Oakland, like other cities, is supposed to only have one mayor at a time, but for as along as anyone can remember, it’s had as many as eight or nine. The reason is that Oakland City Councilmembers have sometimes acted as de facto mayors of their individual districts, directing city staff and resources to their own pet projects. Although such actions are often illegal under Oakland’s City Charter, no one has done anything about it. Previous mayors and city administrators have either been disinterested in what councilmembers were doing, or too afraid of what would happen if they tried to stop them. But that appears to finally be changing.

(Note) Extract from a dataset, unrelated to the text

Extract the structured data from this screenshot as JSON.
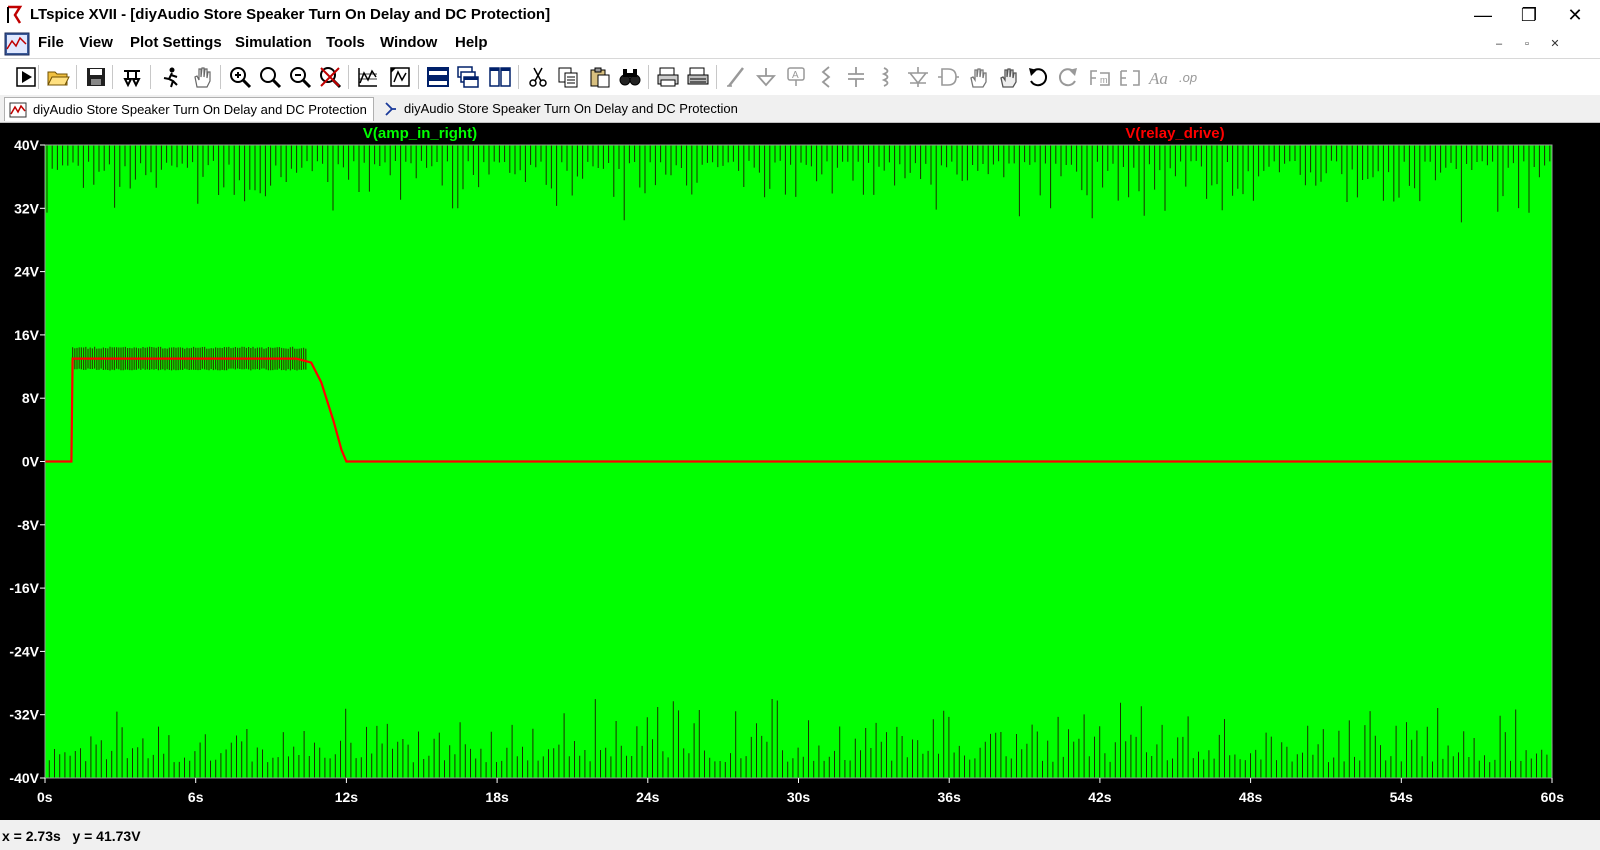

Lest you have any doubts about Billy Beane's ability to wheel and deal, he just acquired disgraced all-star Manny Ramirez on-the cheap — meaning at a $500 K price tag, the Associated Press reports. Granted, that comes with the stipulation that Manny complete an unpaid 50 game suspension as punishment for juicing (specifically, the fertility drug hCG), and then earn placement on the major league roster. If all goes according to plan, though, he'll be batting for the A's as early as June. Ramirez, who has gained fame alternately for his all-star record, his more than 500 career homeruns, and his surly temperament, is slated to report to spring training next week. Team owner Lew Wolff told ESPN that both he and general manager Billy Beane are beside themselves. With all that said, Chron columnist John Shea was critical, calling it a typical "Moneyball" deal and placing Ramirez in a lineage of "past-their-prime" sluggers who can be sought at low risk. In this case, it could be a combination of age and ill-repute.
A 22-foot-long carved wood panel by African-American sculptor Sargent Johnson, valued at an estimated $1 million, was mistakenly sold by UC Berkeley for a paltry $150 (plus tax), reports The New York Times. According to the article, the redwood relief was initially designed to cover organ pipes at the old California School for the Deaf and Blind. When the school closed in 1980, it was transferred to a university storage place, but when it reopened three years later, it never made it back to the building (another panel, however, was returned). Then, in 2009, the university cleared out its storage and transferred the artwork to its surplus store, where it was sold to an individual for $150 plus tax. Eventually, it made its way to the Huntington Library, Art Collections and Botanical Gardens, in San Marino, Calif., where it will now be displayed. Although the work was commissioned by the Works Progress Administration and thus under federal jurisdiction, there was apparently a loophole: the federal government does not retain ownership of WPA-commissioned art affixed to non-federal buildings.
Harvey Smith, president of the National New Deal Preservation Association, described UC Berkeley's handling of the situation as “amazing incompetence.”